TASK REQUIREMENTS >> The answer should be the records below, word for word, with every image left out.

RECORDS FOR THE EXERCISE >>
^^^^

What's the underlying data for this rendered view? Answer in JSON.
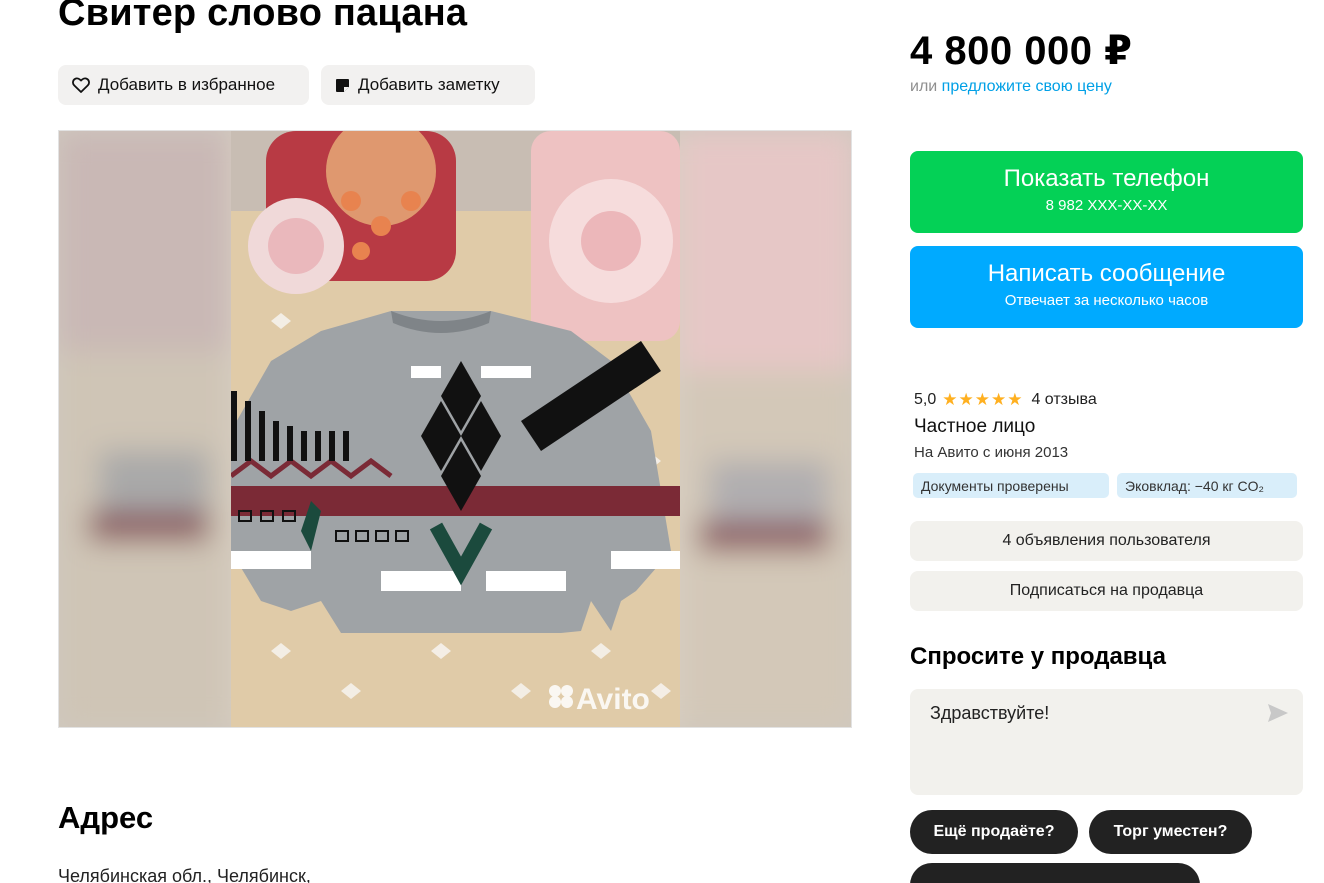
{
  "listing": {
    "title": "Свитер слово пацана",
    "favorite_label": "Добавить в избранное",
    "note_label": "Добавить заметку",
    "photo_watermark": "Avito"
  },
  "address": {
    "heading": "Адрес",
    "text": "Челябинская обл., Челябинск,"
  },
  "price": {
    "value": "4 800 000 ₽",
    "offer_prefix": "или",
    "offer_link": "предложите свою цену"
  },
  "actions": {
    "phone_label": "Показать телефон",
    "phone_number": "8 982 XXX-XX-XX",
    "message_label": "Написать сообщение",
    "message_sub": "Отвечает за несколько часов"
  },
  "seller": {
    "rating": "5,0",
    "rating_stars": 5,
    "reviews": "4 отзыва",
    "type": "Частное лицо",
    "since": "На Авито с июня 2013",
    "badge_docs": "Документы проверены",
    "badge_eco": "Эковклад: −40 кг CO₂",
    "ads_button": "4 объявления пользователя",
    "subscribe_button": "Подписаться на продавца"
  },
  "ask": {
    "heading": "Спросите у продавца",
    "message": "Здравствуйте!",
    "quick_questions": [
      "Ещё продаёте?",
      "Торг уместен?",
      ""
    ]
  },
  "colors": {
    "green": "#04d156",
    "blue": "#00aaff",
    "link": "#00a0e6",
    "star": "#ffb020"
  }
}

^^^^

ANSWER TO THIS TASK >>
What's the underlying data for this rendered view? Answer in JSON.
{
  "listing": {
    "title": "Свитер слово пацана",
    "favorite_label": "Добавить в избранное",
    "note_label": "Добавить заметку",
    "photo_watermark": "Avito"
  },
  "address": {
    "heading": "Адрес",
    "text": "Челябинская обл., Челябинск,"
  },
  "price": {
    "value": "4 800 000 ₽",
    "offer_prefix": "или",
    "offer_link": "предложите свою цену"
  },
  "actions": {
    "phone_label": "Показать телефон",
    "phone_number": "8 982 XXX-XX-XX",
    "message_label": "Написать сообщение",
    "message_sub": "Отвечает за несколько часов"
  },
  "seller": {
    "rating": "5,0",
    "rating_stars": 5,
    "reviews": "4 отзыва",
    "type": "Частное лицо",
    "since": "На Авито с июня 2013",
    "badge_docs": "Документы проверены",
    "badge_eco": "Эковклад: −40 кг CO₂",
    "ads_button": "4 объявления пользователя",
    "subscribe_button": "Подписаться на продавца"
  },
  "ask": {
    "heading": "Спросите у продавца",
    "message": "Здравствуйте!",
    "quick_questions": [
      "Ещё продаёте?",
      "Торг уместен?",
      ""
    ]
  },
  "colors": {
    "green": "#04d156",
    "blue": "#00aaff",
    "link": "#00a0e6",
    "star": "#ffb020"
  }
}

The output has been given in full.